18. At Home in the Dark, edited by Lawrence Block. A great anthology of very dark short stories – mostly crime but a few sf/fantasy/western to keep the reader on their toes. A longer review will be forthcoming in about a week or so on this site, but for now the individual stories are listed below, and I can easily call out the Joe Hill, Joe R. Lansdale, Elaine Kagan and James Reasoner stories as favorites.
So eighteen books in February, which Goodreads told me was a few ahead of goal for the month/year.
I have a goal of reading 365 short stories (1 per day, essentially, although it doesn’t always work out that way) each year. Here’s what I did read and where you can find them if you’re interested in reading them too (with some short notes for stories that really stood out to me). If no source is noted, the story is from the same magazine or book as the story(ies) that precede(s) it:
1. “Life Sentence” by Matthew Baker, from Lightspeed Magazine #105 (February 2019 issue), edited by John Joseph Adams.
2. “Okay, Glory” by Elizabeth Bear
3. “The Incursus By Asimov-NN#71” by Gord Sellar
4. “Marlowe and Harry and the Disinclined Laboratory” by Carrie Vaughn
5. “The Perpetual Day” by Crystal Koo
6. “Ti-Jean’s Last Adventure, As Told To Raccoon” by KT Bryski
7. “Oath of a God” by Ashok K. Banker
8. “Healing Benjamin” by Dennis Danvers
9. “Hath No Fury” by Kat Howard
10. “On The Side” by Seanan McGuire, on the author’s Patreon page.
11. “Hot Pants” by Elaine Kagan, from the anthology At Home in the Dark, edited by Lawrence Block
12. “The Eve of Infamy” by Jim Fusili
13. “Night Rounds” by James Reasoner
14. “The Flagellant” by Joyce Carol Oates
15. “The Things I’d Do” by Ed Park
16. “Favored to Death” by N.J. Ayres
17. “Rough Mix” by Warren Moore
18. “This Strange Bargain” by Laura Benedict
19. “The Senior Girls Bayonet Team” by Joe R. Lansdale
20. “If Only You Would Leave Me” by Nancy Pickard
21. “Giant’s Despair” by Duane Swierczynski
22. “Whistling in the Dark” by Richard Chizmar
23. “O, Swear Not by the Moon” by Jill D. Block
24. “Nightbound” by Wallace Stroby
25. “The Cucuzza Curse” by Thomas Pluck
26. “Cold Comfort” by Hilary Davidson
27. “Faun” by Joe Hill

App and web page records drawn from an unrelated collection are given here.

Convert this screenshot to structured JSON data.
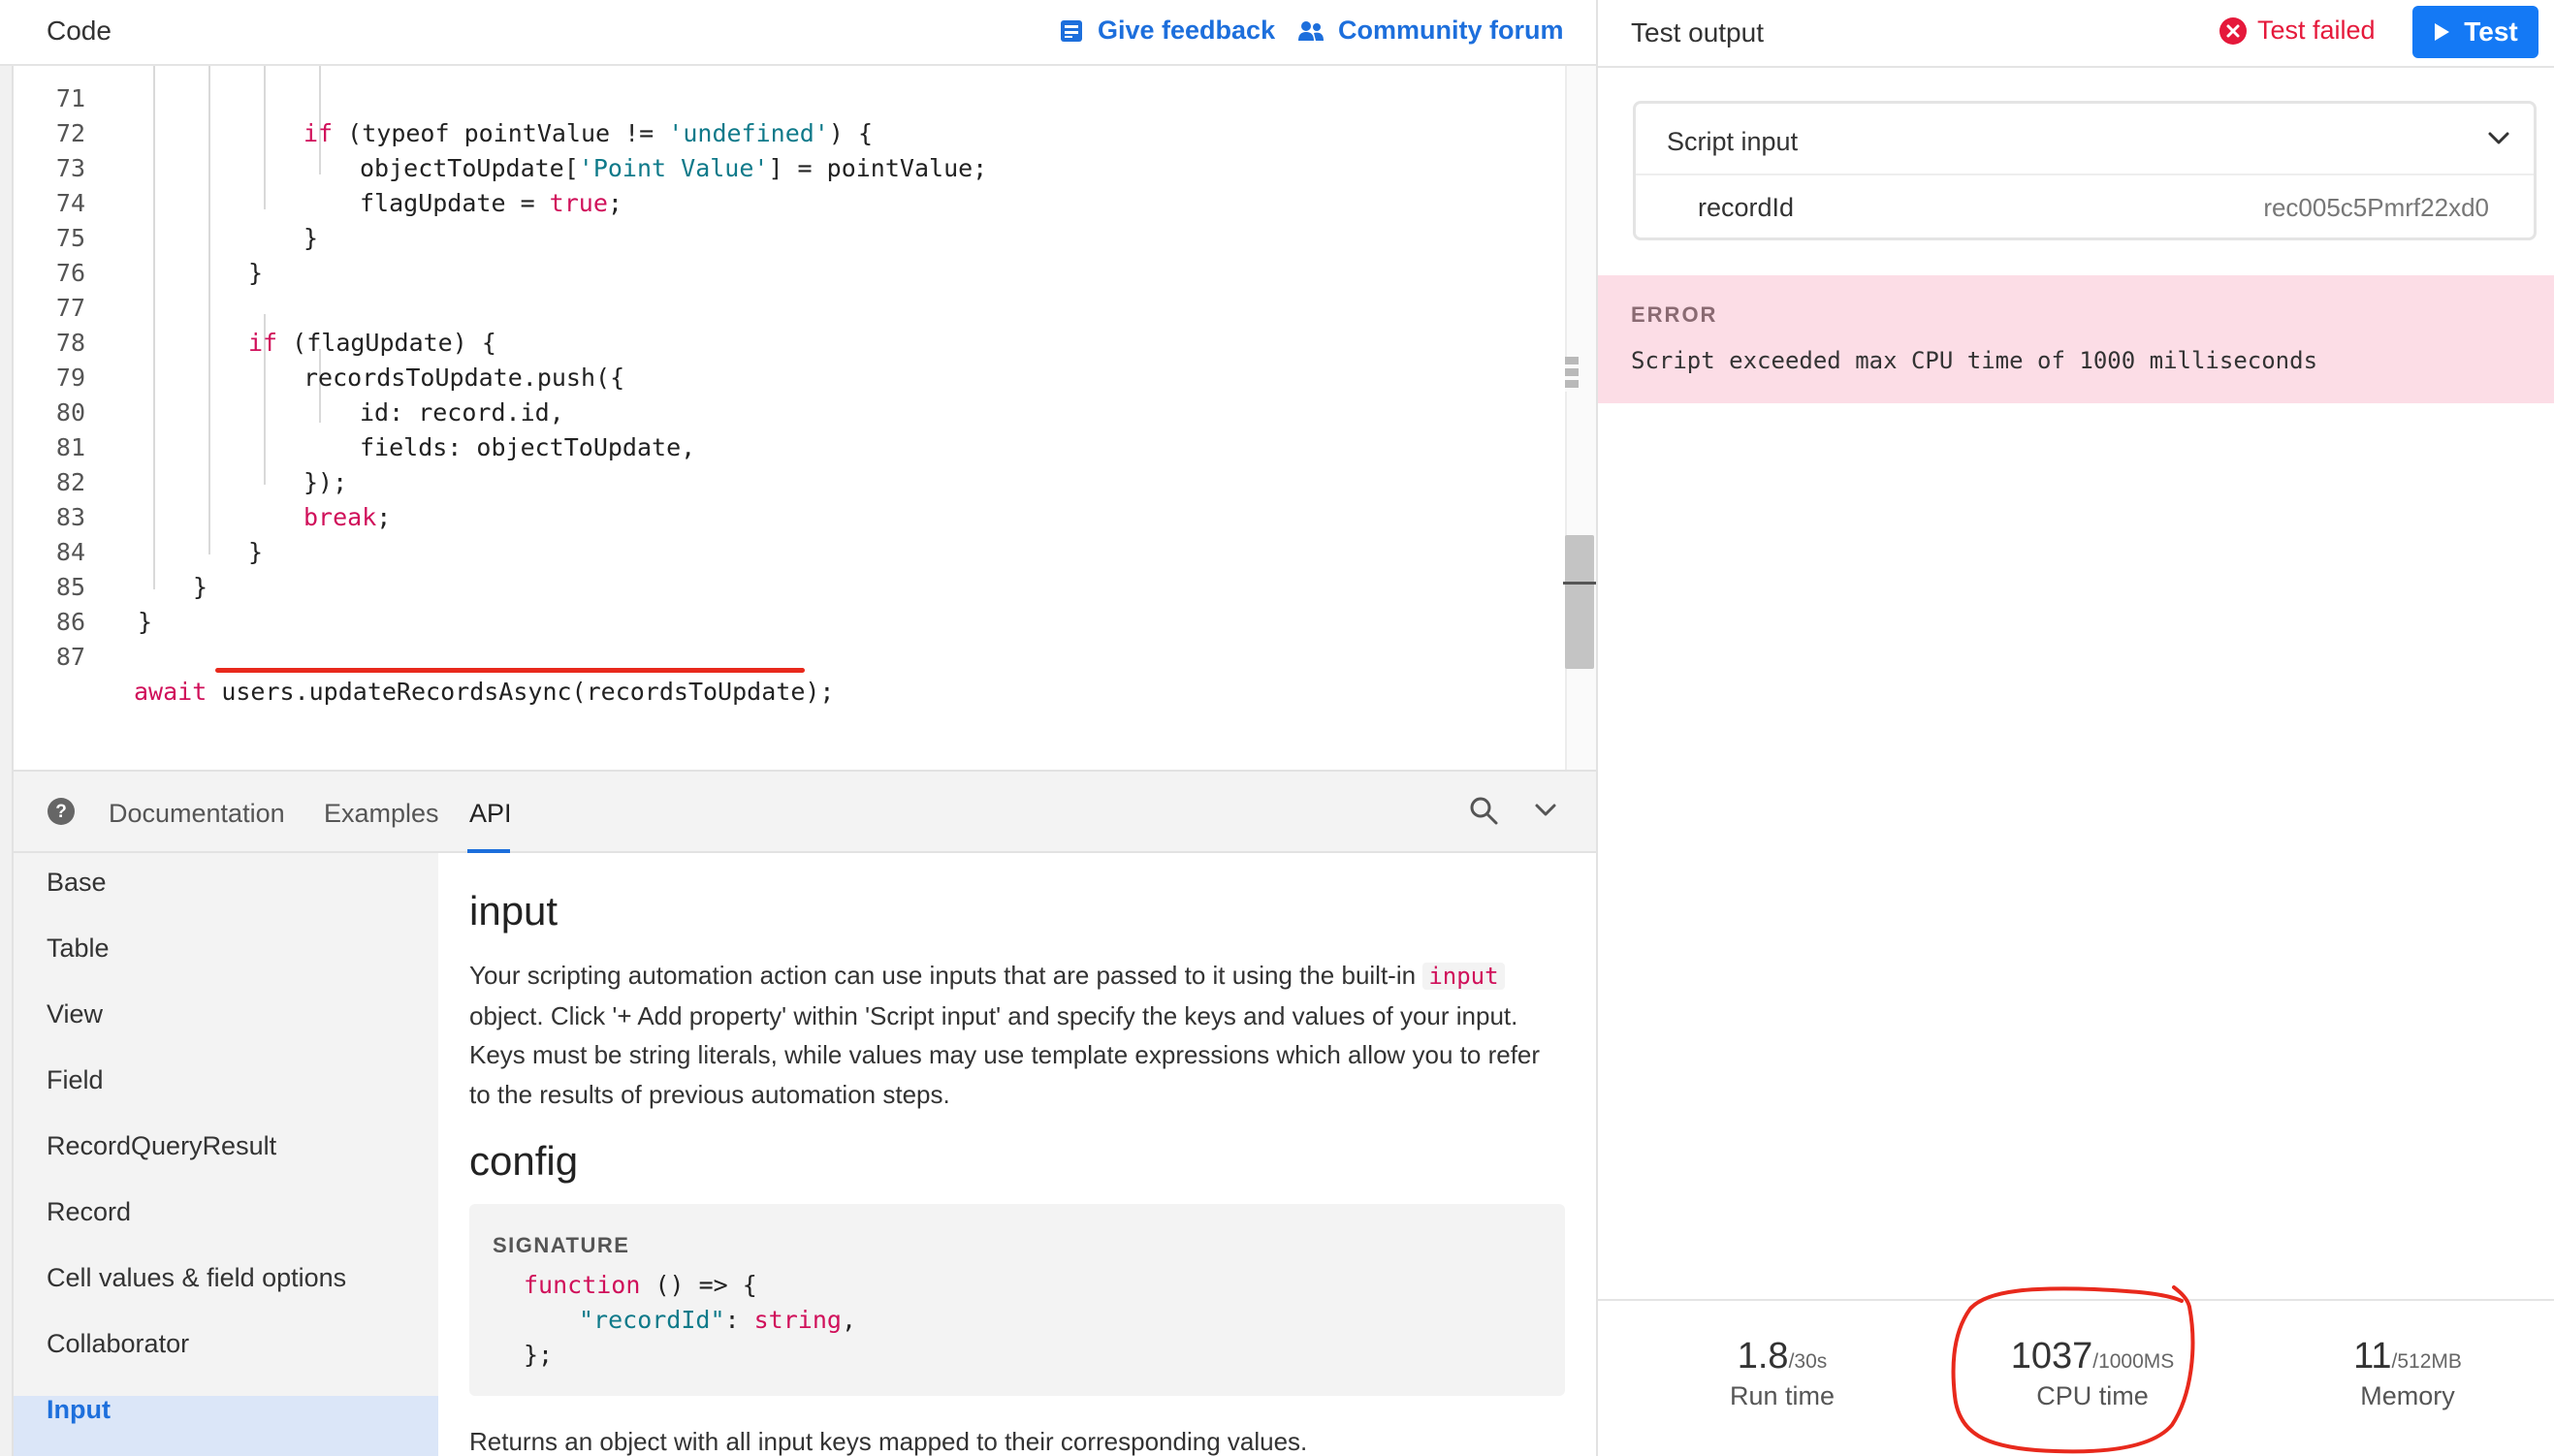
{
  "code_panel": {
    "title": "Code",
    "feedback_link": "Give feedback",
    "forum_link": "Community forum",
    "lines": [
      {
        "num": "71",
        "text": "if (typeof pointValue != 'undefined') {"
      },
      {
        "num": "72",
        "text": "objectToUpdate['Point Value'] = pointValue;"
      },
      {
        "num": "73",
        "text": "flagUpdate = true;"
      },
      {
        "num": "74",
        "text": "}"
      },
      {
        "num": "75",
        "text": "}"
      },
      {
        "num": "76",
        "text": ""
      },
      {
        "num": "77",
        "text": "if (flagUpdate) {"
      },
      {
        "num": "78",
        "text": "recordsToUpdate.push({"
      },
      {
        "num": "79",
        "text": "id: record.id,"
      },
      {
        "num": "80",
        "text": "fields: objectToUpdate,"
      },
      {
        "num": "81",
        "text": "});"
      },
      {
        "num": "82",
        "text": "break;"
      },
      {
        "num": "83",
        "text": "}"
      },
      {
        "num": "84",
        "text": "}"
      },
      {
        "num": "85",
        "text": "}"
      },
      {
        "num": "86",
        "text": ""
      },
      {
        "num": "87",
        "text": "await users.updateRecordsAsync(recordsToUpdate);"
      }
    ],
    "tokens": {
      "l71_kw": "if",
      "l71_mid": " (typeof pointValue != ",
      "l71_str": "'undefined'",
      "l71_end": ") {",
      "l72_a": "objectToUpdate[",
      "l72_str": "'Point Value'",
      "l72_b": "] = pointValue;",
      "l73_a": "flagUpdate = ",
      "l73_kw": "true",
      "l73_b": ";",
      "brace": "}",
      "l77_kw": "if",
      "l77_b": " (flagUpdate) {",
      "l78": "recordsToUpdate.push({",
      "l79": "id: record.id,",
      "l80": "fields: objectToUpdate,",
      "l81": "});",
      "l82_kw": "break",
      "l82_b": ";",
      "l87_kw": "await",
      "l87_b": " users.updateRecordsAsync(recordsToUpdate);"
    }
  },
  "docs": {
    "tabs": [
      "Documentation",
      "Examples",
      "API"
    ],
    "active_tab": "API",
    "sidebar": [
      "Base",
      "Table",
      "View",
      "Field",
      "RecordQueryResult",
      "Record",
      "Cell values & field options",
      "Collaborator",
      "Input"
    ],
    "active_item": "Input",
    "heading_input": "input",
    "para_before": "Your scripting automation action can use inputs that are passed to it using the built-in ",
    "para_code": "input",
    "para_after": " object. Click '+ Add property' within 'Script input' and specify the keys and values of your input. Keys must be string literals, while values may use template expressions which allow you to refer to the results of previous automation steps.",
    "heading_config": "config",
    "signature_label": "SIGNATURE",
    "sig_kw": "function",
    "sig_a": " () => {",
    "sig_str": "\"recordId\"",
    "sig_colon": ": ",
    "sig_type": "string",
    "sig_comma": ",",
    "sig_close": "};",
    "returns": "Returns an object with all input keys mapped to their corresponding values."
  },
  "output": {
    "title": "Test output",
    "status": "Test failed",
    "test_button": "Test",
    "script_input_title": "Script input",
    "input_key": "recordId",
    "input_value": "rec005c5Pmrf22xd0",
    "error_label": "ERROR",
    "error_message": "Script exceeded max CPU time of 1000 milliseconds",
    "stats": [
      {
        "value": "1.8",
        "limit": "/30s",
        "label": "Run time"
      },
      {
        "value": "1037",
        "limit": "/1000MS",
        "label": "CPU time"
      },
      {
        "value": "11",
        "limit": "/512MB",
        "label": "Memory"
      }
    ]
  },
  "colors": {
    "accent": "#1d6fdc",
    "button": "#1479f5",
    "error_bg": "#fcdde6",
    "failed": "#e5193b",
    "annotation": "#e8291c",
    "keyword": "#d0105a",
    "string": "#0f7a8a"
  },
  "icons": [
    "feedback-icon",
    "community-icon",
    "help-icon",
    "search-icon",
    "chevron-down-icon",
    "error-x-icon",
    "play-icon"
  ]
}
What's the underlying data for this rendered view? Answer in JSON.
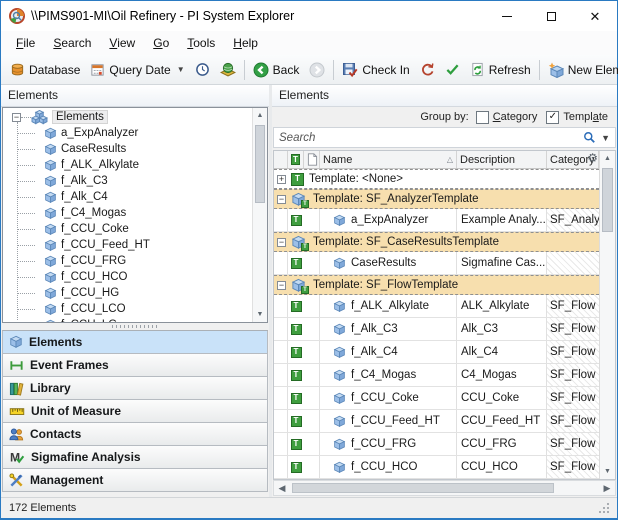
{
  "window": {
    "title": "\\\\PIMS901-MI\\Oil Refinery - PI System Explorer"
  },
  "menu_bar": {
    "items": [
      {
        "label": "File",
        "accel": 0
      },
      {
        "label": "Search",
        "accel": 0
      },
      {
        "label": "View",
        "accel": 0
      },
      {
        "label": "Go",
        "accel": 0
      },
      {
        "label": "Tools",
        "accel": 0
      },
      {
        "label": "Help",
        "accel": 0
      }
    ]
  },
  "toolbar": {
    "database": "Database",
    "query_date": "Query Date",
    "back": "Back",
    "check_in": "Check In",
    "refresh": "Refresh",
    "new_element": "New Element"
  },
  "left_panel": {
    "header": "Elements",
    "tree": {
      "root": "Elements",
      "children": [
        "a_ExpAnalyzer",
        "CaseResults",
        "f_ALK_Alkylate",
        "f_Alk_C3",
        "f_Alk_C4",
        "f_C4_Mogas",
        "f_CCU_Coke",
        "f_CCU_Feed_HT",
        "f_CCU_FRG",
        "f_CCU_HCO",
        "f_CCU_HG",
        "f_CCU_LCO",
        "f_CCU_LG"
      ]
    },
    "nav_items": [
      {
        "label": "Elements",
        "icon": "cube-icon",
        "selected": true
      },
      {
        "label": "Event Frames",
        "icon": "event-frames-icon",
        "selected": false
      },
      {
        "label": "Library",
        "icon": "library-icon",
        "selected": false
      },
      {
        "label": "Unit of Measure",
        "icon": "unit-of-measure-icon",
        "selected": false
      },
      {
        "label": "Contacts",
        "icon": "contacts-icon",
        "selected": false
      },
      {
        "label": "Sigmafine Analysis",
        "icon": "sigmafine-analysis-icon",
        "selected": false
      },
      {
        "label": "Management",
        "icon": "management-icon",
        "selected": false
      }
    ]
  },
  "right_panel": {
    "header": "Elements",
    "group_by": {
      "label": "Group by:",
      "options": [
        {
          "label": "Category",
          "accel": 0,
          "checked": false
        },
        {
          "label": "Template",
          "accel": 5,
          "checked": true
        }
      ]
    },
    "search": {
      "placeholder": "Search"
    },
    "table": {
      "columns": [
        {
          "label": "Name",
          "sort": "asc"
        },
        {
          "label": "Description"
        },
        {
          "label": "Category"
        }
      ],
      "rows": [
        {
          "type": "group",
          "label": "Template: <None>",
          "expanded": false,
          "none": true
        },
        {
          "type": "group",
          "label": "Template: SF_AnalyzerTemplate",
          "expanded": true,
          "none": false
        },
        {
          "type": "item",
          "name": "a_ExpAnalyzer",
          "description": "Example Analy...",
          "category": "SF_Analy"
        },
        {
          "type": "group",
          "label": "Template: SF_CaseResultsTemplate",
          "expanded": true,
          "none": false
        },
        {
          "type": "item",
          "name": "CaseResults",
          "description": "Sigmafine Cas...",
          "category": ""
        },
        {
          "type": "group",
          "label": "Template: SF_FlowTemplate",
          "expanded": true,
          "none": false
        },
        {
          "type": "item",
          "name": "f_ALK_Alkylate",
          "description": "ALK_Alkylate",
          "category": "SF_Flow"
        },
        {
          "type": "item",
          "name": "f_Alk_C3",
          "description": "Alk_C3",
          "category": "SF_Flow"
        },
        {
          "type": "item",
          "name": "f_Alk_C4",
          "description": "Alk_C4",
          "category": "SF_Flow"
        },
        {
          "type": "item",
          "name": "f_C4_Mogas",
          "description": "C4_Mogas",
          "category": "SF_Flow"
        },
        {
          "type": "item",
          "name": "f_CCU_Coke",
          "description": "CCU_Coke",
          "category": "SF_Flow"
        },
        {
          "type": "item",
          "name": "f_CCU_Feed_HT",
          "description": "CCU_Feed_HT",
          "category": "SF_Flow"
        },
        {
          "type": "item",
          "name": "f_CCU_FRG",
          "description": "CCU_FRG",
          "category": "SF_Flow"
        },
        {
          "type": "item",
          "name": "f_CCU_HCO",
          "description": "CCU_HCO",
          "category": "SF_Flow"
        }
      ]
    }
  },
  "status_bar": {
    "text": "172 Elements"
  }
}
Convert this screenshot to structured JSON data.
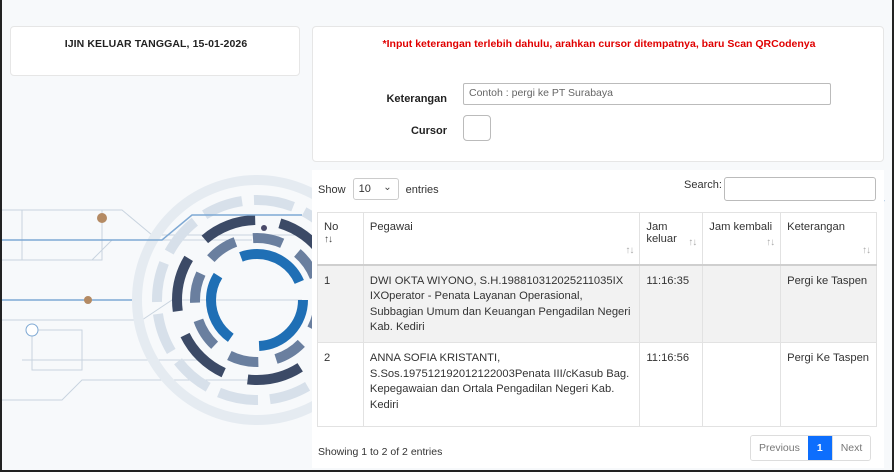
{
  "header": {
    "title": "IJIN KELUAR TANGGAL, 15-01-2026"
  },
  "form": {
    "notice": "*Input keterangan terlebih dahulu, arahkan cursor ditempatnya, baru Scan QRCodenya",
    "keterangan_label": "Keterangan",
    "keterangan_placeholder": "Contoh : pergi ke PT Surabaya",
    "cursor_label": "Cursor"
  },
  "table_controls": {
    "show_label": "Show",
    "entries_value": "10",
    "entries_label": "entries",
    "search_label": "Search:"
  },
  "table": {
    "columns": [
      "No",
      "Pegawai",
      "Jam keluar",
      "Jam kembali",
      "Keterangan"
    ],
    "rows": [
      {
        "no": "1",
        "pegawai": "DWI OKTA WIYONO, S.H.198810312025211035IX IXOperator - Penata Layanan Operasional, Subbagian Umum dan Keuangan Pengadilan Negeri Kab. Kediri",
        "jam_keluar": "11:16:35",
        "jam_kembali": "",
        "keterangan": "Pergi ke Taspen"
      },
      {
        "no": "2",
        "pegawai": "ANNA SOFIA KRISTANTI, S.Sos.197512192012122003Penata III/cKasub Bag. Kepegawaian dan Ortala Pengadilan Negeri Kab. Kediri",
        "jam_keluar": "11:16:56",
        "jam_kembali": "",
        "keterangan": "Pergi Ke Taspen"
      }
    ]
  },
  "footer": {
    "info": "Showing 1 to 2 of 2 entries",
    "previous_label": "Previous",
    "current_page": "1",
    "next_label": "Next"
  },
  "colors": {
    "notice": "#e00000",
    "page_active": "#0d6efd"
  }
}
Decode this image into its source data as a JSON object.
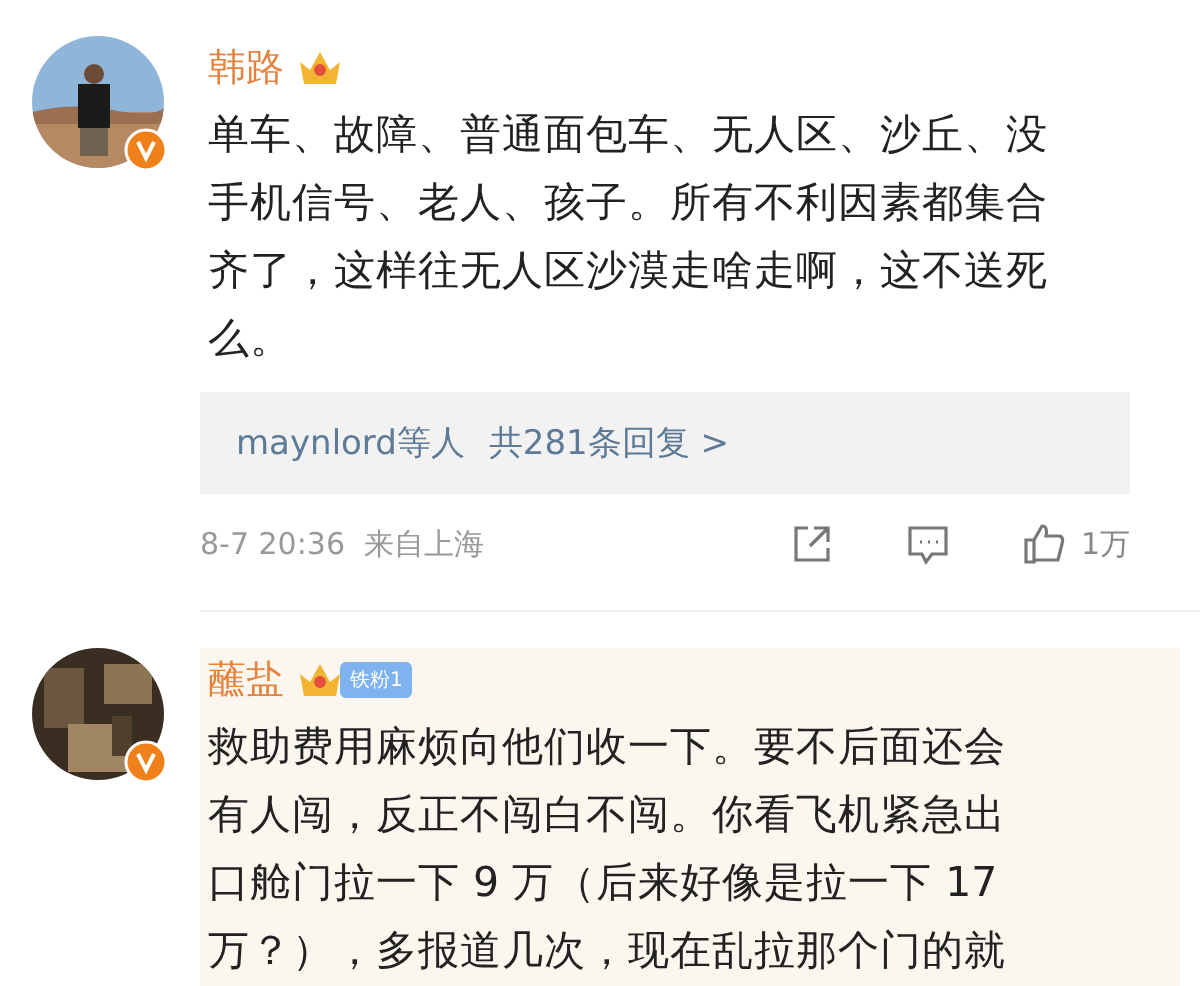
{
  "comments": [
    {
      "name": "韩路",
      "highlighted": false,
      "text_lines": [
        "单车、故障、普通面包车、无人区、沙丘、没",
        "手机信号、老人、孩子。所有不利因素都集合",
        "齐了，这样往无人区沙漠走啥走啊，这不送死",
        "么。"
      ],
      "replies": {
        "who": "maynlord等人",
        "count": "共281条回复 >"
      },
      "meta": {
        "time": "8-7 20:36",
        "location": "来自上海",
        "likes": "1万"
      }
    },
    {
      "name": "蘸盐",
      "badge": "铁粉1",
      "highlighted": true,
      "text_lines": [
        "救助费用麻烦向他们收一下。要不后面还会",
        "有人闯，反正不闯白不闯。你看飞机紧急出",
        "口舱门拉一下 9 万（后来好像是拉一下 17",
        "万？），多报道几次，现在乱拉那个门的就"
      ]
    }
  ]
}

So that’s 27 short stories in February, leaving me still slightly behind for the year so far. (February 28th was the 59th day of 2019.)
Summary of Reading Challenges:
“To Be Read” Challenge: This month: 0 read; YTD: 0 of 14 read.
365 Short Stories Challenge: This month: 27 read; YTD: 52 of 365 read.
Graphic Novels Challenge: This month: 6 read; TYD: 10 of 52 read.
Goodreads Challenge: This month: 18 read; YTD: 29 of 125 read.
Non-Fiction Challenge: This month: 02; YTD: 02 of 24 read.
Read the Book / Watch the Movie Challenge: This month: 0; YTD: 0 of 10 read/watched.
Complete the Series Challenge: This month: 0 books read; YTD: 0 of 16 read.
Series fully completed: 0 of 3 planned